I write this knowing this is what I’ve urged students to do in their essays or letters. I write knowing how difficult that is. I’ve struggled in the last few months to find focus as we’ve moved house and country. I’m struggling now as I try to write with nigh constant interruptions. So how do you find that sense of focus?

For students writing their UK Personal statements, the focus is the WHY are you interested in your chosen course and WHAT skills are you demonstrating to prove you’re likely to be successful. Just because you say so, doesn’t prove to me to you are. The analogy I use to make the point is that merely saying I’m a six-foot-tall super-model doesn’t prove I am. I’m only a little over 160 cm (a lot less than six foot) and anyone who’s ever met me will acknowledge that great height is not one of my attributes. As I’ve reviewed students work the last few months, the WHY needs a reminder to keep that sense of focus. As for the WHAT, well that’s needed some work. Given that students are applying to an academic course, their reason, the WHY of study, has often needed to be teased out. Those that spend the majority of time about their interests in sports when the course has nothing to do with sports make me wonder about the motivation for study. The focus is missing. Focusing back on the WHY and WHAT is essential.

And what about for the US and the ‘tell me about me’ essays? Or how about the ‘Why college x’? Both of those still need a great sense of focus and purpose. I had two stand-out sessions at the NACAC Conference in Salt Lake City, one on admissions testing, the other on college essays by Ethan Sawyer. His focus and purpose in his mission to demystify the process of writing the ‘college essay’ was intense. A packed-audience hung on his every word. Each exercise he had us complete was to bring that sense of focus closer. To make it real. To be vulnerable.

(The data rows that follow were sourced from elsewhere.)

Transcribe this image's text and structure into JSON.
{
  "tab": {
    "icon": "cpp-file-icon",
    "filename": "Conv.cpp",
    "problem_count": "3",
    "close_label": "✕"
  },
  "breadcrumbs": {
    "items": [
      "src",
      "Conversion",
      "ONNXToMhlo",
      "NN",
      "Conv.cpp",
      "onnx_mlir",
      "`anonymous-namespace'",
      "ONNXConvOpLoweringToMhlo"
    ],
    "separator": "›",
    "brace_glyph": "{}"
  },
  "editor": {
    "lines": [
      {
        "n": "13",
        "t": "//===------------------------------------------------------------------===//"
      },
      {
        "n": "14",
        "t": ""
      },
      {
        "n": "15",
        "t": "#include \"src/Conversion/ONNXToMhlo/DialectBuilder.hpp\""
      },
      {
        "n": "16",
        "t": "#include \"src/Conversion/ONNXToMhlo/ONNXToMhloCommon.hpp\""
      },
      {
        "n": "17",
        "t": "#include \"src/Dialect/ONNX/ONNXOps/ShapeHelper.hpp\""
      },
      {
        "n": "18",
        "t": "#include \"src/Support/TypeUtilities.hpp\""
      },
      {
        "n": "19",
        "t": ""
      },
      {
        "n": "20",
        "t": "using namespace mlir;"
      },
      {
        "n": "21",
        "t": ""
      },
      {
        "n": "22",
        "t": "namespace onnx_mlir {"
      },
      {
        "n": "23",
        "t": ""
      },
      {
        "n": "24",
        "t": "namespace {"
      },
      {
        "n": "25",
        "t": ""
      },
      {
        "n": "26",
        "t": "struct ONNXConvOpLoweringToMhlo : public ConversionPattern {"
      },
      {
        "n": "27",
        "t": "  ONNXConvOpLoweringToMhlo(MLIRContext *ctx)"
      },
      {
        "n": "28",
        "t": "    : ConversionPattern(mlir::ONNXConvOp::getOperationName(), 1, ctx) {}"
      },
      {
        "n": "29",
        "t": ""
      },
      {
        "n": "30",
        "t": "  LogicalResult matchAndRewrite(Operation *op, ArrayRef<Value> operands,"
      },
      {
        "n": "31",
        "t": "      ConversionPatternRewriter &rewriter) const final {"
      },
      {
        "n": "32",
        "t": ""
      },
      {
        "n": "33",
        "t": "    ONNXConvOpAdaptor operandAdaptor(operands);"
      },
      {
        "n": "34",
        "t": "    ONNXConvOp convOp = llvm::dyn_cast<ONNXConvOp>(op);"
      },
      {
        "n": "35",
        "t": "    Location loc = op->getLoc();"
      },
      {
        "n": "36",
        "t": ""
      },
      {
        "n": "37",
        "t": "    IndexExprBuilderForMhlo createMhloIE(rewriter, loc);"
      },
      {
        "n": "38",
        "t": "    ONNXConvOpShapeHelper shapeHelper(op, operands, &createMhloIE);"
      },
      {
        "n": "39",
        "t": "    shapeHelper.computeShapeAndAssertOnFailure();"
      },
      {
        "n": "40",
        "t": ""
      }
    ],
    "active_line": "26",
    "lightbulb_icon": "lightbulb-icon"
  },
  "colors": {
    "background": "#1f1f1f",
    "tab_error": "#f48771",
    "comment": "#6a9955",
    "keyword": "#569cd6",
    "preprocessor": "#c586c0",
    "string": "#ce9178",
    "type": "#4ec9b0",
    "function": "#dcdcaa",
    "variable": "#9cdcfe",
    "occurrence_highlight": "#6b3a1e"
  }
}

I’m finally perched at my own desk again, boxes all around. I long to have the tradespeople finished so I can unpack and find my books. My focus is constantly interrupted. But I’ve set my computer up with pen and paper beside me writing lists of MUST-Dos – my checkpoints to finding focus. I’ve yet to find a present given to me last Christmas – a painted sign that is all about focus = keep it simple